Security Council seats are highly coveted because they give countries a strong voice in matters dealing with international peace and security, in places like Syria, Iran and North Korea, as well as the U.N.’s far-flung peacekeeping operations.
The 15-member council includes five permanent members with veto power — the U.S., Russia, China, Britain and France — and 10 nonpermanent members elected for two-year terms.
The five countries elected Thursday will assume their posts on Jan. 1 and serve through the end of 2015. They will replace Azerbaijan, Guatemala, Morocco, Pakistan and Togo.
Philippe Bolopion, United Nations director for Human Rights Watch, denounced the election of Chad, Nigeria and Saudi Arabia.
“The prestige of a seat at the world’s foremost diplomatic table should prompt the new members to get their house in order,” he said.
“Chad should put an end to the recruitment of child soldiers, which earned it a spot on the U.N. list of shame,” he said. “Saudi Arabia should end its crackdown on human rights activists and grant women their full rights.”
Bolopion also criticized Nigeria, saying it should “end chronic abuse by security forces and better protect civilians in the north” from attacks by the Boko Haram terrorist network.
Hillel Neuer, executive director of Geneva-based human rights group UN Watch, accused Saudi Arabia of denying women the right to vote, drive a car or travel without the permission of a male relative. He also accused it of “praising and shielding Sudan” whose president, Omar al-Bashir is wanted by the International Criminal Court for war crimes and crimes against humanity in Darfur.
Neuer said Chad should not have oversight on U.N. peacekeeping operations as long it employs child soldiers.
Chad, Saudi Arabia and Lithuania have never served on the U.N.’s most powerful body while Nigeria and Chile have both been on the council four times previously.
Seats in the Security Council are allocated by region, and regional groups nominate candidates.
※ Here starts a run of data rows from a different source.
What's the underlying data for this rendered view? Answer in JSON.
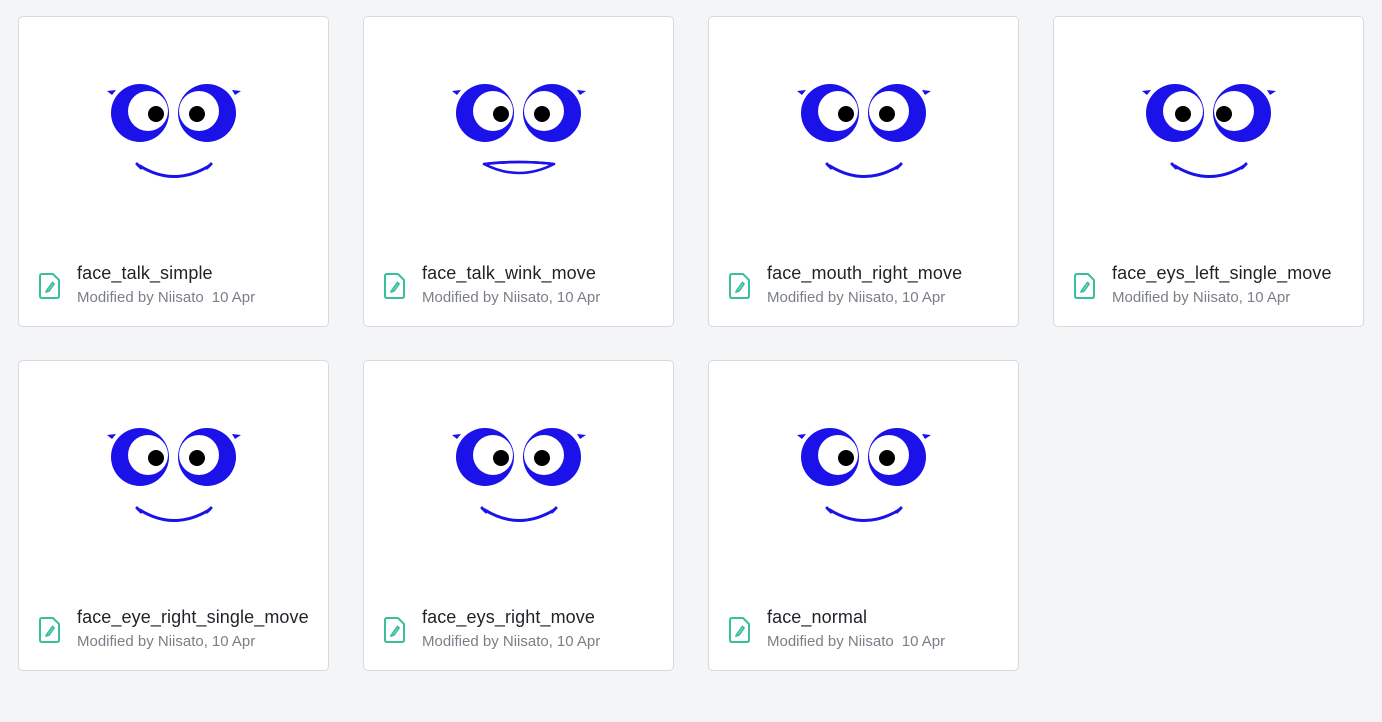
{
  "colors": {
    "face": "#1a12e8",
    "pupil": "#000000",
    "file_icon": "#3bbf9a"
  },
  "files": [
    {
      "name": "face_talk_simple",
      "modified_by": "Modified by Niisato",
      "date": "10 Apr",
      "truncated_by": true,
      "mouth": "smile",
      "pupils": "center"
    },
    {
      "name": "face_talk_wink_move",
      "modified_by": "Modified by Niisato,",
      "date": "10 Apr",
      "truncated_by": false,
      "mouth": "open",
      "pupils": "center"
    },
    {
      "name": "face_mouth_right_move",
      "modified_by": "Modified by Niisato,",
      "date": "10 Apr",
      "truncated_by": false,
      "mouth": "smile",
      "pupils": "center"
    },
    {
      "name": "face_eys_left_single_move",
      "modified_by": "Modified by Niisato,",
      "date": "10 Apr",
      "truncated_by": false,
      "mouth": "smile",
      "pupils": "left"
    },
    {
      "name": "face_eye_right_single_move",
      "modified_by": "Modified by Niisato,",
      "date": "10 Apr",
      "truncated_by": false,
      "mouth": "smile",
      "pupils": "center"
    },
    {
      "name": "face_eys_right_move",
      "modified_by": "Modified by Niisato,",
      "date": "10 Apr",
      "truncated_by": false,
      "mouth": "smile",
      "pupils": "center"
    },
    {
      "name": "face_normal",
      "modified_by": "Modified by Niisato",
      "date": "10 Apr",
      "truncated_by": true,
      "mouth": "smile",
      "pupils": "center"
    }
  ]
}
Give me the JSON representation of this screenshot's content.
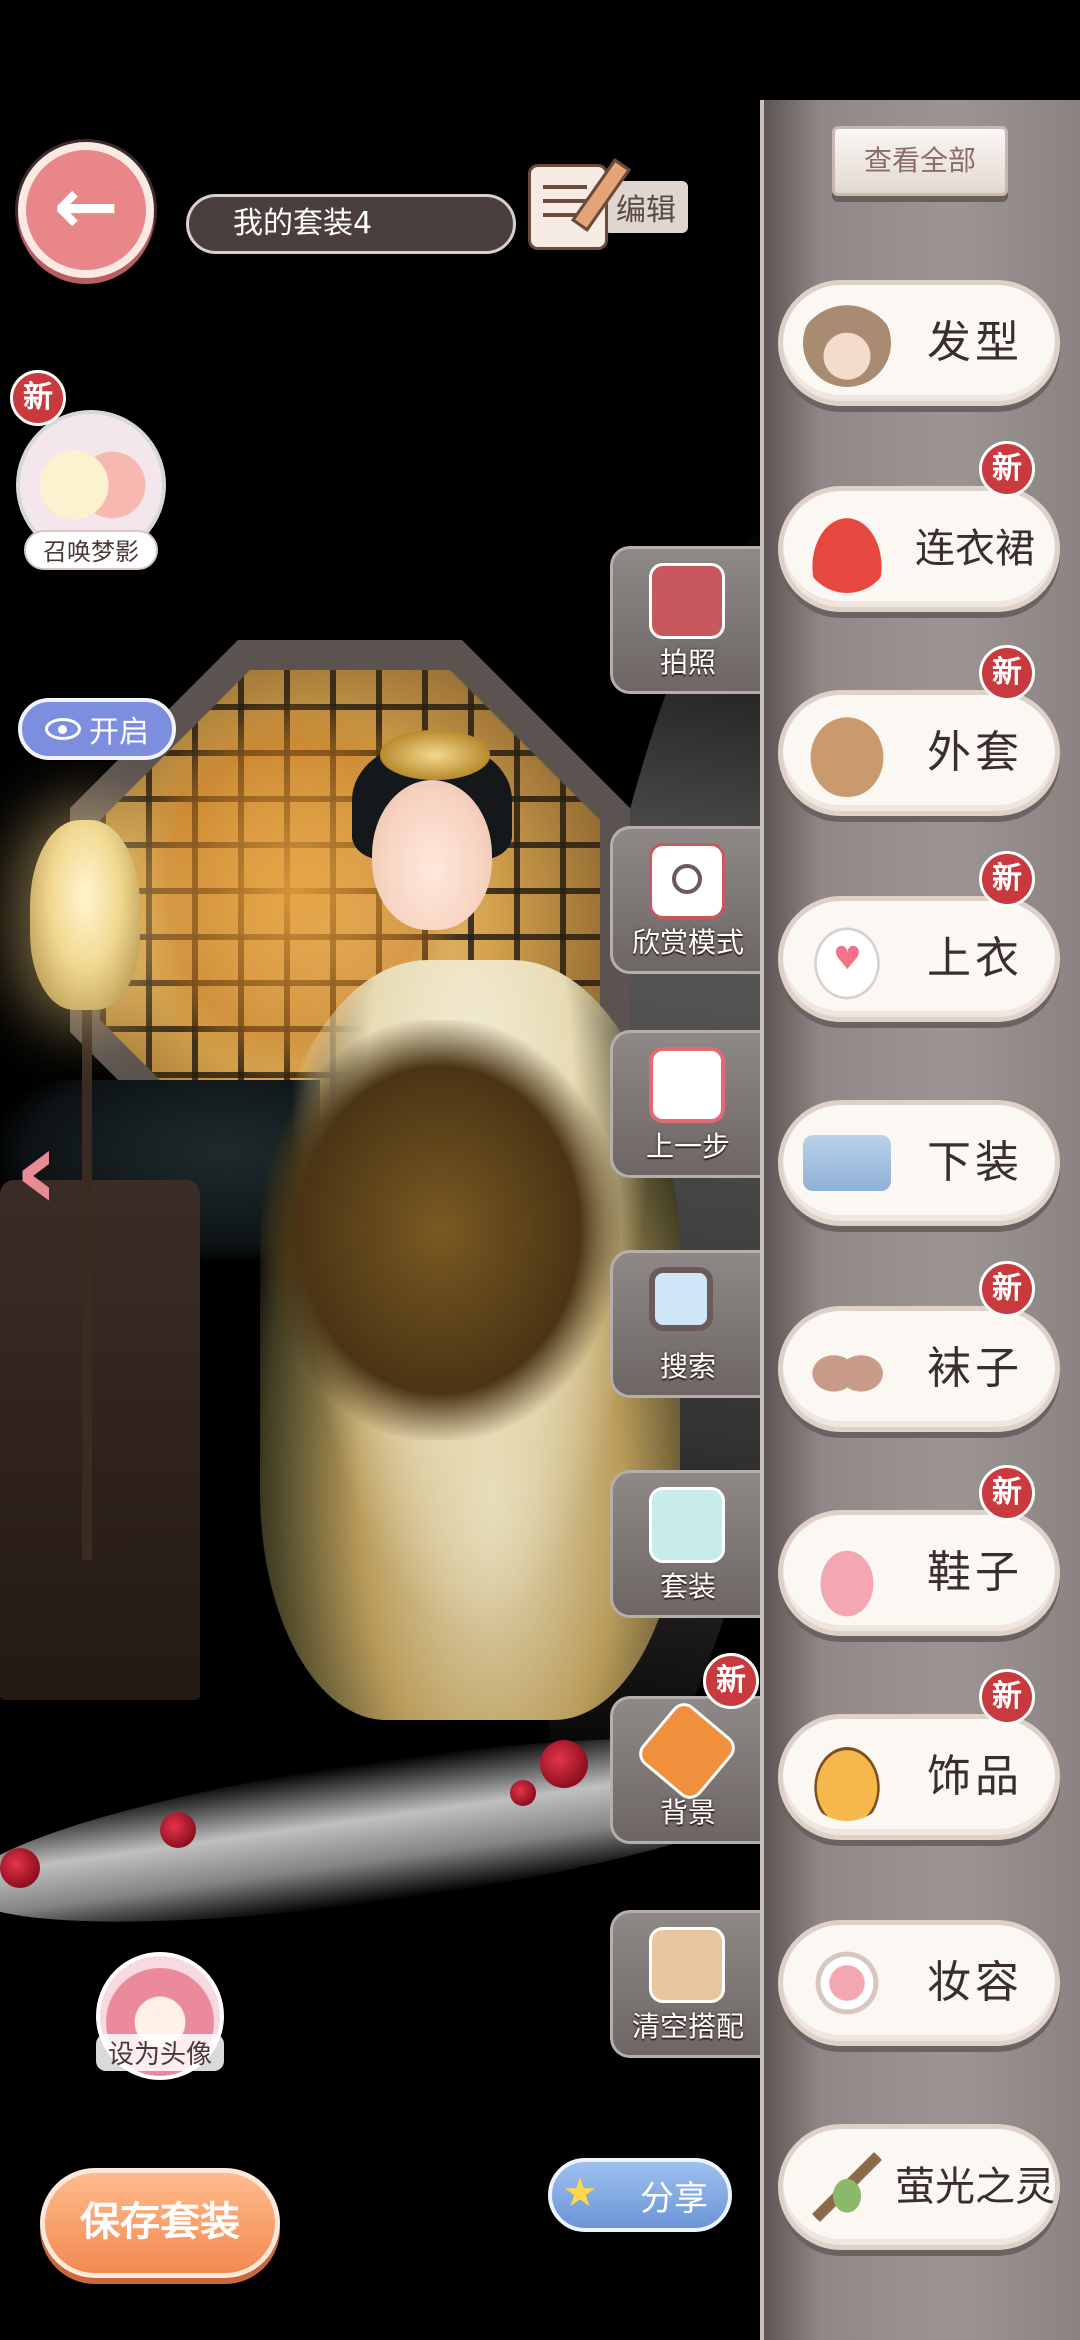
{
  "header": {
    "outfit_name": "我的套装4",
    "edit_label": "编辑"
  },
  "left": {
    "summon_badge": "新",
    "summon_label": "召唤梦影",
    "toggle_label": "开启",
    "set_avatar_label": "设为头像",
    "save_label": "保存套装",
    "share_label": "分享"
  },
  "tools": [
    {
      "label": "拍照",
      "icon": "album-icon"
    },
    {
      "label": "欣赏模式",
      "icon": "camera-icon"
    },
    {
      "label": "上一步",
      "icon": "undo-icon"
    },
    {
      "label": "搜索",
      "icon": "search-icon"
    },
    {
      "label": "套装",
      "icon": "suit-icon"
    },
    {
      "label": "背景",
      "icon": "brush-icon",
      "badge": "新"
    },
    {
      "label": "清空搭配",
      "icon": "clear-outfit-icon"
    }
  ],
  "panel": {
    "view_all": "查看全部",
    "categories": [
      {
        "label": "发型",
        "icon": "hair-icon",
        "badge": ""
      },
      {
        "label": "连衣裙",
        "icon": "dress-icon",
        "badge": "新"
      },
      {
        "label": "外套",
        "icon": "coat-icon",
        "badge": "新"
      },
      {
        "label": "上衣",
        "icon": "shirt-icon",
        "badge": "新"
      },
      {
        "label": "下装",
        "icon": "pants-icon",
        "badge": ""
      },
      {
        "label": "袜子",
        "icon": "socks-icon",
        "badge": "新"
      },
      {
        "label": "鞋子",
        "icon": "shoes-icon",
        "badge": "新"
      },
      {
        "label": "饰品",
        "icon": "hat-icon",
        "badge": "新"
      },
      {
        "label": "妆容",
        "icon": "makeup-icon",
        "badge": ""
      },
      {
        "label": "萤光之灵",
        "icon": "sprite-icon",
        "badge": ""
      }
    ]
  },
  "colors": {
    "accent_pink": "#e8868a",
    "badge_red": "#c93a3f",
    "save_orange": "#f28a52",
    "toggle_blue": "#7d8ede"
  }
}
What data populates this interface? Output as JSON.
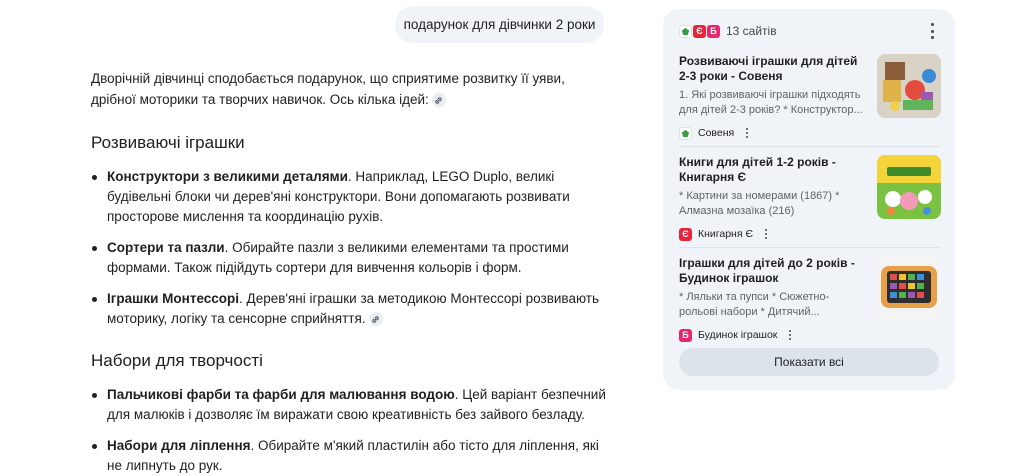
{
  "user_query": "подарунок для дівчинки 2 роки",
  "answer": {
    "intro": "Дворічній дівчинці сподобається подарунок, що сприятиме розвитку її уяви, дрібної моторики та творчих навичок. Ось кілька ідей:",
    "sections": [
      {
        "title": "Розвиваючі іграшки",
        "items": [
          {
            "bold": "Конструктори з великими деталями",
            "text": ". Наприклад, LEGO Duplo, великі будівельні блоки чи дерев'яні конструктори. Вони допомагають розвивати просторове мислення та координацію рухів."
          },
          {
            "bold": "Сортери та пазли",
            "text": ". Обирайте пазли з великими елементами та простими формами. Також підійдуть сортери для вивчення кольорів і форм."
          },
          {
            "bold": "Іграшки Монтессорі",
            "text": ". Дерев'яні іграшки за методикою Монтессорі розвивають моторику, логіку та сенсорне сприйняття."
          }
        ]
      },
      {
        "title": "Набори для творчості",
        "items": [
          {
            "bold": "Пальчикові фарби та фарби для малювання водою",
            "text": ". Цей варіант безпечний для малюків і дозволяє їм виражати свою креативність без зайвого безладу."
          },
          {
            "bold": "Набори для ліплення",
            "text": ". Обирайте м'який пластилін або тісто для ліплення, які не липнуть до рук."
          }
        ]
      }
    ]
  },
  "sources_panel": {
    "count_label": "13 сайтів",
    "favicons": [
      "sovenia-icon",
      "knyharnia-ye-icon",
      "budynok-ihrashok-icon"
    ],
    "knyharnia_glyph": "Є",
    "budynok_glyph": "Б",
    "cards": [
      {
        "title": "Розвиваючі іграшки для дітей 2-3 роки - Совеня",
        "snippet": "1. Які розвиваючі іграшки підходять для дітей 2-3 років? * Конструктор...",
        "source": "Совеня",
        "thumb": "toys-photo"
      },
      {
        "title": "Книги для дітей 1-2 років - Книгарня Є",
        "snippet": "* Картини за номерами (1867) * Алмазна мозаїка (216)",
        "source": "Книгарня Є",
        "thumb": "kids-book-cover"
      },
      {
        "title": "Іграшки для дітей до 2 років - Будинок іграшок",
        "snippet": "* Ляльки та пупси * Сюжетно-рольові набори * Дитячий...",
        "source": "Будинок іграшок",
        "thumb": "toy-tablet"
      }
    ],
    "show_all_label": "Показати всі"
  },
  "colors": {
    "panel_bg": "#f0f4f9",
    "bubble_bg": "#f0f4f9",
    "knyharnia_red": "#e8233b",
    "budynok_pink": "#e6266e",
    "sovenia_green": "#3a9a4a"
  }
}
There are often hotly contested races. In 2007, for example, a runoff between Guatemala and Venezuela went 47 rounds before Panama was finally elected as the Latin America candidate.
This year, there were initially two candidates for a West African seat but Gambia dropped out last week in favor of Nigeria.
To win, each country must obtain support of two-thirds of all General Assembly members present. Because balloting is secret, there is intense lobbying for votes by candidates, even in uncontested races, to ensure they get the minimum number needed for victory — and to see who gets the highest vote.